Anyone that has been in and around Canberra during the last few ACT legislative assembly elections will recall seeing the streets littered with signs of candidates trying to out-do each other.
Think back and remember how ridiculous it got. The current use of signs in ACT elections has reached peak-silliness!
Around the time of the most recent election, a few friends and I ran some informal polls to see what people thought about the signs. The majority of responses boiled down to a few simple phrases…
- don’t like them
- wish someone would do something about them
Not one to let an opportunity to help out my local community go unanswered…
On behalf of all ACT residents, maybe yourself, who saw the election signs and found themselves thinking “excessive”, “stupid”, “wasteful”, “messy”, “dangerous”, “anti-social”, “eyesore”, “ineffective”, “disparity”, “inequality”, “abuse-of-position”, “entitlement-mentality”… a petition has been started to urge the ACT Legislative Assembly to make a change.
Interestingly, when we were researching this idea, we discovered that there is a section in the applicable legislation, known as the Code of Practice for Movable Signs, that actually deals with the number of signs people can use in the ACT.
You probably won’t be surprised to hear that there are restrictions on most people in the community. Businesses, real estate agents, and community groups have strict limits on the number of signs they are allowed to use.
What might be surprising however is that the politicians have given themselves a special section in the code of practice that lifts all restrictions for themselves. That’s right, legislative assembly candidates wishing to spruik themselves have absolutely no restrictions on the number of signs they can put up, for six weeks prior to the election.
In fairness, it is important for candidates to be able to let the community know that they are up for election. Having our future representatives let us know about themselves and what they stand for is critical to a well-functioning democratic society. Even so, the following arguments are worth considering:
- it should be a level playing field for all candidates;
- the rest of the community shouldn’t end up dealing with the collateral damage of the ‘core-flute-sign arms race’ that ramps up every election cycle;
- politicians should treat themselves equally to the rest of the community when it comes to restrictions on the numbers of signs that can be used in the ACT.

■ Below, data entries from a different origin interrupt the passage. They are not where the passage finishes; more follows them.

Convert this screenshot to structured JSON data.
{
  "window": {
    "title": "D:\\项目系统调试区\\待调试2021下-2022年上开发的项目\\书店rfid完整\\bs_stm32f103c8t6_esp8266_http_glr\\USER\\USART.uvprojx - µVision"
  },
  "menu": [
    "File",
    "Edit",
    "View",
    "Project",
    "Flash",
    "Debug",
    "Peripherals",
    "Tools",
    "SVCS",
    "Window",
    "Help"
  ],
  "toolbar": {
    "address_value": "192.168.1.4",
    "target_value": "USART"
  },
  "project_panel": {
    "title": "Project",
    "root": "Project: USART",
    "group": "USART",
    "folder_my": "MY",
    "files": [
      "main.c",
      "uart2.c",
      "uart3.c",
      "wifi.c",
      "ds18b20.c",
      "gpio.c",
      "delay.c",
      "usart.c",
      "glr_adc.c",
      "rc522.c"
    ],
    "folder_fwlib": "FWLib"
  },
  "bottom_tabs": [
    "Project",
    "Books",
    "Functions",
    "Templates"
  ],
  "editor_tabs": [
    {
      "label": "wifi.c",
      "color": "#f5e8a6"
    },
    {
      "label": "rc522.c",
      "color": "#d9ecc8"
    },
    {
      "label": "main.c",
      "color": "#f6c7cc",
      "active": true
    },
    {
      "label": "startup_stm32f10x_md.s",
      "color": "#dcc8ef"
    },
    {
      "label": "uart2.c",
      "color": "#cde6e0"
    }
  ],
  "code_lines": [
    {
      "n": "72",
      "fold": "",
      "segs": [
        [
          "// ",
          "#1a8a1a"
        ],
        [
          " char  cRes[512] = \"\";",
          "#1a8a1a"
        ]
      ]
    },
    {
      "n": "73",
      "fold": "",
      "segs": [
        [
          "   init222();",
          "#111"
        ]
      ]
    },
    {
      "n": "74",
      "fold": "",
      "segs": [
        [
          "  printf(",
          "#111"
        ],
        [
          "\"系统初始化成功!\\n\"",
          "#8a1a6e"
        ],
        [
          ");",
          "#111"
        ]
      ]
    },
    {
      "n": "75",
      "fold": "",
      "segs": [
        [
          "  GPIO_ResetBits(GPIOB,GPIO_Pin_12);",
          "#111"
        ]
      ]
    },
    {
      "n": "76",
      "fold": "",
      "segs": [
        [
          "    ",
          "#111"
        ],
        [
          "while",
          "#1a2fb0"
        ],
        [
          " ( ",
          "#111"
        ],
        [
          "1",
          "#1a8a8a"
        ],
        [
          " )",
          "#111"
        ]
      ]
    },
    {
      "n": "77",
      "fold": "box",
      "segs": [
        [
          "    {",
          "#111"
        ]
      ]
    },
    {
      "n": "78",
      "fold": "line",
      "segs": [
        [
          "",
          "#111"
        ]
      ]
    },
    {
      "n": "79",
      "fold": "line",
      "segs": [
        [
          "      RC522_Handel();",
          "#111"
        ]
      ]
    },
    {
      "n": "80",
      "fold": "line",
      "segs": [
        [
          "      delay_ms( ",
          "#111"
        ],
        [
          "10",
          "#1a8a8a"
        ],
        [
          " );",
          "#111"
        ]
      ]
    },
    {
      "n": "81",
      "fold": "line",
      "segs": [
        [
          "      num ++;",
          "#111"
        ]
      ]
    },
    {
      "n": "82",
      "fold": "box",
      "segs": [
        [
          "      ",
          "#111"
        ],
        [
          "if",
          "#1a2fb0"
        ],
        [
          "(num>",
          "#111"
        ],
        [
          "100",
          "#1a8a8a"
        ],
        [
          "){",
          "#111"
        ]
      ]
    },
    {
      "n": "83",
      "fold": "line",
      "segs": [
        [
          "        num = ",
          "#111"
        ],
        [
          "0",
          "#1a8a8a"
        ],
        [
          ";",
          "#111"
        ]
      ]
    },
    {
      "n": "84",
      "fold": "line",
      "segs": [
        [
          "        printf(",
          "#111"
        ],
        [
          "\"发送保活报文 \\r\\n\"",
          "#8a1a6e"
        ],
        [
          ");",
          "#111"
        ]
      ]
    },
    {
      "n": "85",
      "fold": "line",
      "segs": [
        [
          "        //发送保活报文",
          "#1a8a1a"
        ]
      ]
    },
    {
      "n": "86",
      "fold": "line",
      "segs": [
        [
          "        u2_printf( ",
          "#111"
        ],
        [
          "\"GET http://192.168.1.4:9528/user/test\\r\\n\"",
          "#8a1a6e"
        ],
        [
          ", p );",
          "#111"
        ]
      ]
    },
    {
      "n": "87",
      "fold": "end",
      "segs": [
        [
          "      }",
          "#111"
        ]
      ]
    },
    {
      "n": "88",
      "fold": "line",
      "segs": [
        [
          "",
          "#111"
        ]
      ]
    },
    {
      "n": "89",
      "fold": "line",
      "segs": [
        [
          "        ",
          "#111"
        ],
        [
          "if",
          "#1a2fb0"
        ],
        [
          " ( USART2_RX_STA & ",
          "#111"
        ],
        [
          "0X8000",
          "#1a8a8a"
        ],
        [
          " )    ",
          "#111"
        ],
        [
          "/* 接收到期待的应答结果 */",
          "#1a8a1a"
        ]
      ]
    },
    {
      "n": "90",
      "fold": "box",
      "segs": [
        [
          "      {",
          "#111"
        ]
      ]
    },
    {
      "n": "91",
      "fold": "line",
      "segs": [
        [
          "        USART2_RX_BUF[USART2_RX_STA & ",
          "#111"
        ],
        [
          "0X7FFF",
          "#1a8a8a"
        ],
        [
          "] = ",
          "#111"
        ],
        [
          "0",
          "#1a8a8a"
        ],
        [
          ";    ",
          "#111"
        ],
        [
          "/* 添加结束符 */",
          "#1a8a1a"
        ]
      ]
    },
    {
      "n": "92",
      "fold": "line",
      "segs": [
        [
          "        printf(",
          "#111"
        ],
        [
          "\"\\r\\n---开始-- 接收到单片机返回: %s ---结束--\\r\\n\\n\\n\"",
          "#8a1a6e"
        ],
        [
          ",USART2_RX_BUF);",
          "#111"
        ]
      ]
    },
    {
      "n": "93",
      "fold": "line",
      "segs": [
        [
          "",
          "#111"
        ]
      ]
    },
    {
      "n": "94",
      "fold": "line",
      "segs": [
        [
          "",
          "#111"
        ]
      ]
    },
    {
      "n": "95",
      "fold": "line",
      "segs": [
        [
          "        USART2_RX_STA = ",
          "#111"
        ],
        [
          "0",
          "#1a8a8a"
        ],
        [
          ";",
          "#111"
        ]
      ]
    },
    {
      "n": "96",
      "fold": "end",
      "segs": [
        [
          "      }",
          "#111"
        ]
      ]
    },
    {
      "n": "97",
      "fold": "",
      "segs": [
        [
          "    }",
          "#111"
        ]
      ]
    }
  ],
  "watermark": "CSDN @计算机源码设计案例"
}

The full URL for anyone wishing to view and possibly sign the petition is https://www.change.org/p/reduce-the-number-of-act-election-signs.